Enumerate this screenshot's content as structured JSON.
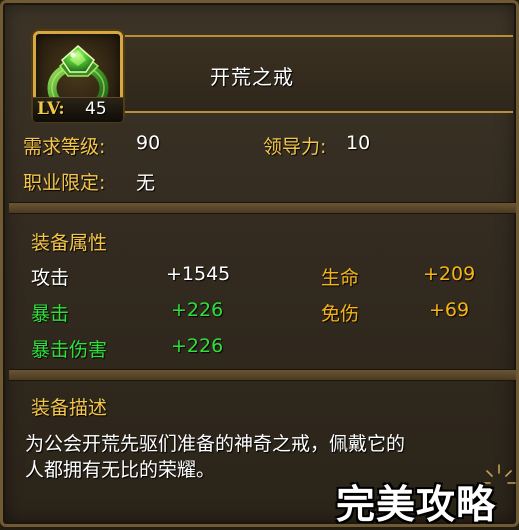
{
  "item": {
    "name": "开荒之戒",
    "level_label": "LV:",
    "level_value": "45",
    "icon": "green-gem-ring-icon"
  },
  "requirements": {
    "level_label": "需求等级:",
    "level_value": "90",
    "leadership_label": "领导力:",
    "leadership_value": "10",
    "class_label": "职业限定:",
    "class_value": "无"
  },
  "attributes": {
    "section_title": "装备属性",
    "attack_label": "攻击",
    "attack_value": "+1545",
    "hp_label": "生命",
    "hp_value": "+209",
    "crit_label": "暴击",
    "crit_value": "+226",
    "dmg_reduction_label": "免伤",
    "dmg_reduction_value": "+69",
    "crit_dmg_label": "暴击伤害",
    "crit_dmg_value": "+226"
  },
  "description": {
    "section_title": "装备描述",
    "line1": "为公会开荒先驱们准备的神奇之戒，佩戴它的",
    "line2": "人都拥有无比的荣耀。"
  },
  "watermark": {
    "text": "完美攻略"
  },
  "colors": {
    "gold_label": "#f3c54a",
    "green_stat": "#2fe03a",
    "orange_stat": "#f6b41a",
    "frame_gold": "#d7a742"
  }
}
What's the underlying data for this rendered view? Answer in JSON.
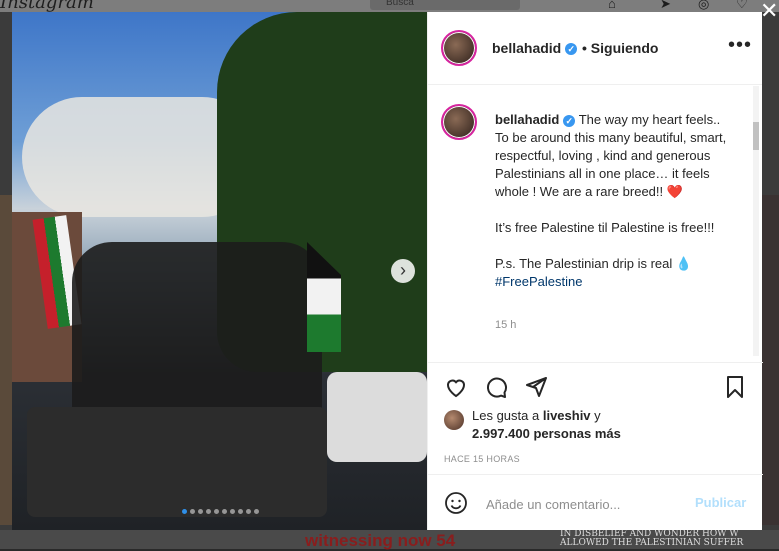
{
  "background": {
    "logo": "Instagram",
    "search_placeholder": "Busca",
    "bottom_headline": "witnessing now 54",
    "bottom_caption": "IN DISBELIEF AND WONDER HOW W ALLOWED THE PALESTINIAN SUFFER"
  },
  "post": {
    "username": "bellahadid",
    "verified": true,
    "follow_status": "• Siguiendo",
    "caption": {
      "p1": "The way my heart feels.. To be around this many beautiful, smart, respectful, loving , kind and generous Palestinians all in one place… it feels whole ! We are a rare breed!!",
      "p1_emoji": "❤️",
      "p2": "It’s free Palestine til Palestine is free!!!",
      "p3": "P.s. The Palestinian drip is real 💧",
      "hashtag": "#FreePalestine"
    },
    "time_ago": "15 h",
    "likes": {
      "prefix": "Les gusta a",
      "user": "liveshiv",
      "connector": "y",
      "count_text": "2.997.400 personas más"
    },
    "date": "HACE 15 HORAS",
    "comment_placeholder": "Añade un comentario...",
    "post_button": "Publicar",
    "carousel": {
      "slides": 10,
      "active_index": 0
    }
  },
  "colors": {
    "accent_blue": "#3897f0",
    "post_button_disabled": "#b2dffc",
    "heart_red": "#e0245e",
    "story_ring": "#d6249f"
  }
}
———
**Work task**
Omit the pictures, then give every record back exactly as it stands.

**Task answer**
Enumerate this screenshot's content as structured JSON.
{
  "item": {
    "name": "开荒之戒",
    "level_label": "LV:",
    "level_value": "45",
    "icon": "green-gem-ring-icon"
  },
  "requirements": {
    "level_label": "需求等级:",
    "level_value": "90",
    "leadership_label": "领导力:",
    "leadership_value": "10",
    "class_label": "职业限定:",
    "class_value": "无"
  },
  "attributes": {
    "section_title": "装备属性",
    "attack_label": "攻击",
    "attack_value": "+1545",
    "hp_label": "生命",
    "hp_value": "+209",
    "crit_label": "暴击",
    "crit_value": "+226",
    "dmg_reduction_label": "免伤",
    "dmg_reduction_value": "+69",
    "crit_dmg_label": "暴击伤害",
    "crit_dmg_value": "+226"
  },
  "description": {
    "section_title": "装备描述",
    "line1": "为公会开荒先驱们准备的神奇之戒，佩戴它的",
    "line2": "人都拥有无比的荣耀。"
  },
  "watermark": {
    "text": "完美攻略"
  },
  "colors": {
    "gold_label": "#f3c54a",
    "green_stat": "#2fe03a",
    "orange_stat": "#f6b41a",
    "frame_gold": "#d7a742"
  }
}
What's the underlying data for this rendered view? Answer in JSON.
{
  "background": {
    "logo": "Instagram",
    "search_placeholder": "Busca",
    "bottom_headline": "witnessing now 54",
    "bottom_caption": "IN DISBELIEF AND WONDER HOW W ALLOWED THE PALESTINIAN SUFFER"
  },
  "post": {
    "username": "bellahadid",
    "verified": true,
    "follow_status": "• Siguiendo",
    "caption": {
      "p1": "The way my heart feels.. To be around this many beautiful, smart, respectful, loving , kind and generous Palestinians all in one place… it feels whole ! We are a rare breed!!",
      "p1_emoji": "❤️",
      "p2": "It’s free Palestine til Palestine is free!!!",
      "p3": "P.s. The Palestinian drip is real 💧",
      "hashtag": "#FreePalestine"
    },
    "time_ago": "15 h",
    "likes": {
      "prefix": "Les gusta a",
      "user": "liveshiv",
      "connector": "y",
      "count_text": "2.997.400 personas más"
    },
    "date": "HACE 15 HORAS",
    "comment_placeholder": "Añade un comentario...",
    "post_button": "Publicar",
    "carousel": {
      "slides": 10,
      "active_index": 0
    }
  },
  "colors": {
    "accent_blue": "#3897f0",
    "post_button_disabled": "#b2dffc",
    "heart_red": "#e0245e",
    "story_ring": "#d6249f"
  }
}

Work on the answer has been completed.